I’m looking forward to trying all of them, but I think I’m most excited to try the ESB (which is a tasty sessionable ale), the Oatmeal Raisin Stout, and the Rad Trad. The inclusion of the Juniper Gin Pale Ale is a nice extension of both last summers Rosmarinus ale, which included rosemary, and the winter’s Hibernation Ale, which featured a host of berries and other wild plants.

I’m also glad to see Big Rock doing their own barley-to-bottle beer (farm-to-table)? The Harvest Ale will feature barley and hops from their own “grow-op.” It doesn’t get more locally sourced than that.

Whatever your taste, Big Rock will have something for you in 2014.


Big Rock Brewery gets classy with Cuvée Bru

- November 19th, 2013

Big Rock’s latest in the Alchemist Edition, a beer made with malt and Pinot Gris grapes, is available in this fancy bottle for a limited time.

Have you caught up with Big Rock’s busy fall yet?

Made it through Life of Chai, Anthea Wet Hop Ale, Monkey’s Fist, Gerstemeister Marzen, Hibernation Ale, Spruce Goose AND Twisted Antler?

If you’re a craft beer fan in Alberta, you have likely taken note of the push by Big Rock to get creative in 2013. It’s led to some interesting results.

And they cap off the year on a classy note, with the Champagne-bottle stylings of the new Cuvée Bru, where grape and grain meet.

This Druivenbier blends a trio of Big Rock malts with Pinot Gris grapes from Therapy Vineyard, an award-winning winery from B.C.

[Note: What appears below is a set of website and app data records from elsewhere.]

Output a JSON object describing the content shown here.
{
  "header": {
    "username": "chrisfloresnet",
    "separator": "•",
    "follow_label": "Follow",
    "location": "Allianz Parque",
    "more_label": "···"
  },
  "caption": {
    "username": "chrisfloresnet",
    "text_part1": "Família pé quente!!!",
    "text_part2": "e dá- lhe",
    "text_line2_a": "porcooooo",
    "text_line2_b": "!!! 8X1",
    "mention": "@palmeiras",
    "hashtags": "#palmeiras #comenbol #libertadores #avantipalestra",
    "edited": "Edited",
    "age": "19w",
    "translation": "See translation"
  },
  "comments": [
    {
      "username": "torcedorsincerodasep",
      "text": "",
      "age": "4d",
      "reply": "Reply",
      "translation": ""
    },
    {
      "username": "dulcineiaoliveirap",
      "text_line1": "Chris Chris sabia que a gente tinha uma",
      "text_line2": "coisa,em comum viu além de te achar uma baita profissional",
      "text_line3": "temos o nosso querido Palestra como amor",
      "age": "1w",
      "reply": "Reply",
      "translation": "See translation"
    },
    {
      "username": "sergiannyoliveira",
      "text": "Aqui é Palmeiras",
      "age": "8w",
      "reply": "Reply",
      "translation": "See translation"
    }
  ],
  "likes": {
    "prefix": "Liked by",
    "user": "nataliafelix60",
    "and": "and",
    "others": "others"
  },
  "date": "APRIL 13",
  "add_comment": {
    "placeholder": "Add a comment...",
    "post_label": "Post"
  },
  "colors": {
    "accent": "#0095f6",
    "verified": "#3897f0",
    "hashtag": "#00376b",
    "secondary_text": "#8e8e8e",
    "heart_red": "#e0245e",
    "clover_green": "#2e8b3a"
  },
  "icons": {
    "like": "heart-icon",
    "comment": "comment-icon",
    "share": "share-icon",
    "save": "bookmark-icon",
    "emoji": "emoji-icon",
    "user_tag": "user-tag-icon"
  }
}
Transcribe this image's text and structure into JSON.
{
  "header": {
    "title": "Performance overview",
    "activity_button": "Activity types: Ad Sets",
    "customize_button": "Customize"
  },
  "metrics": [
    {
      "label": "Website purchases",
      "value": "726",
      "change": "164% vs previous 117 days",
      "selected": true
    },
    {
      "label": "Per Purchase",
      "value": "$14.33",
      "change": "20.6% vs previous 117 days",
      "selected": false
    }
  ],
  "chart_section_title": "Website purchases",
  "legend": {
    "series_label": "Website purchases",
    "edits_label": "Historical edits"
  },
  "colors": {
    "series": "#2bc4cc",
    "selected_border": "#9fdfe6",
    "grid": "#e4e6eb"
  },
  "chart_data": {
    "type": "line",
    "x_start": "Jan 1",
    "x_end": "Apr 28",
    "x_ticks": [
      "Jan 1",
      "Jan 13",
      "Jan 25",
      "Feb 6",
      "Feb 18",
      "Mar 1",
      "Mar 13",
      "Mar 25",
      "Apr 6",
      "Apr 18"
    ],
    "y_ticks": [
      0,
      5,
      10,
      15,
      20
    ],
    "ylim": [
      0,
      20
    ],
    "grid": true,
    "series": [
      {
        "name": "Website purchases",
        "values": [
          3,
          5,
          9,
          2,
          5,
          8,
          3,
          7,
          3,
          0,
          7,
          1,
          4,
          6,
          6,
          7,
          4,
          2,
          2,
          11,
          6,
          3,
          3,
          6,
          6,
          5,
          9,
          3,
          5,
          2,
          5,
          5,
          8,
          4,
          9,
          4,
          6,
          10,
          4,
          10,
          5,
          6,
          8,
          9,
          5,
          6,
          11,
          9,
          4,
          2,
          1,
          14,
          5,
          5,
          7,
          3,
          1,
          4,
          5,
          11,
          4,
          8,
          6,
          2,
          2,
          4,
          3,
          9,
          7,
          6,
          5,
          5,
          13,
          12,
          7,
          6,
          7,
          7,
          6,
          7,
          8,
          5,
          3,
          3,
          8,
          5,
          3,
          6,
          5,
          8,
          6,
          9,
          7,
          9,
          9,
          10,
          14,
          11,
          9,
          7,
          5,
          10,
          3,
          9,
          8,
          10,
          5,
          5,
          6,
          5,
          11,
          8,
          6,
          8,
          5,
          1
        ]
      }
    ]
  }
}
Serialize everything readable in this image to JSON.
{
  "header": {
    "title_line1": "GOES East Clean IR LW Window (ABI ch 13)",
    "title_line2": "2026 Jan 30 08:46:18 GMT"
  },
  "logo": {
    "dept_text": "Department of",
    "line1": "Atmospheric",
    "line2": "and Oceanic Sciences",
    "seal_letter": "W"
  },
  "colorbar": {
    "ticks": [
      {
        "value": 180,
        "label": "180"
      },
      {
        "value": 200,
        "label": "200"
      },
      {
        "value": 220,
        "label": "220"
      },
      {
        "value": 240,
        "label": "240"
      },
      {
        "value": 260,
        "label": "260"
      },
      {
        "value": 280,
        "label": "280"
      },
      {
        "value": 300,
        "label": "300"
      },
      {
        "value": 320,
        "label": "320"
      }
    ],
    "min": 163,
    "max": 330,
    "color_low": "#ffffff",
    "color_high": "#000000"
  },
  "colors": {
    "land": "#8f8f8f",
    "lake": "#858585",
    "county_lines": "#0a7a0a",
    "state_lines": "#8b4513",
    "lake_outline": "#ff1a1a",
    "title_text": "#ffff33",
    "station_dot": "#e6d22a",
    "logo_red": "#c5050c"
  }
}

From Big Rock’s website:

The playful bubbles will tickle your soft palate, while the scent of sweet grape and gentle hints of honey float by your nose. Your ears will still be glowing from the celebratory pop of the exuberant cork bidding adieu to the imported Italian bottle. The golden-amber tint of this diaphanous delight may pique your thirsty eyes, but it is your taste buds that will be truly pampered with that first sip. This is true refined style, with the unmistakable splash of Big Rock refreshment.

The Cuvée Bru is available now, but, as with other releases in the Alchemist Edition, it is in very limited quantities. Only 5,300 numbered bottles are being released.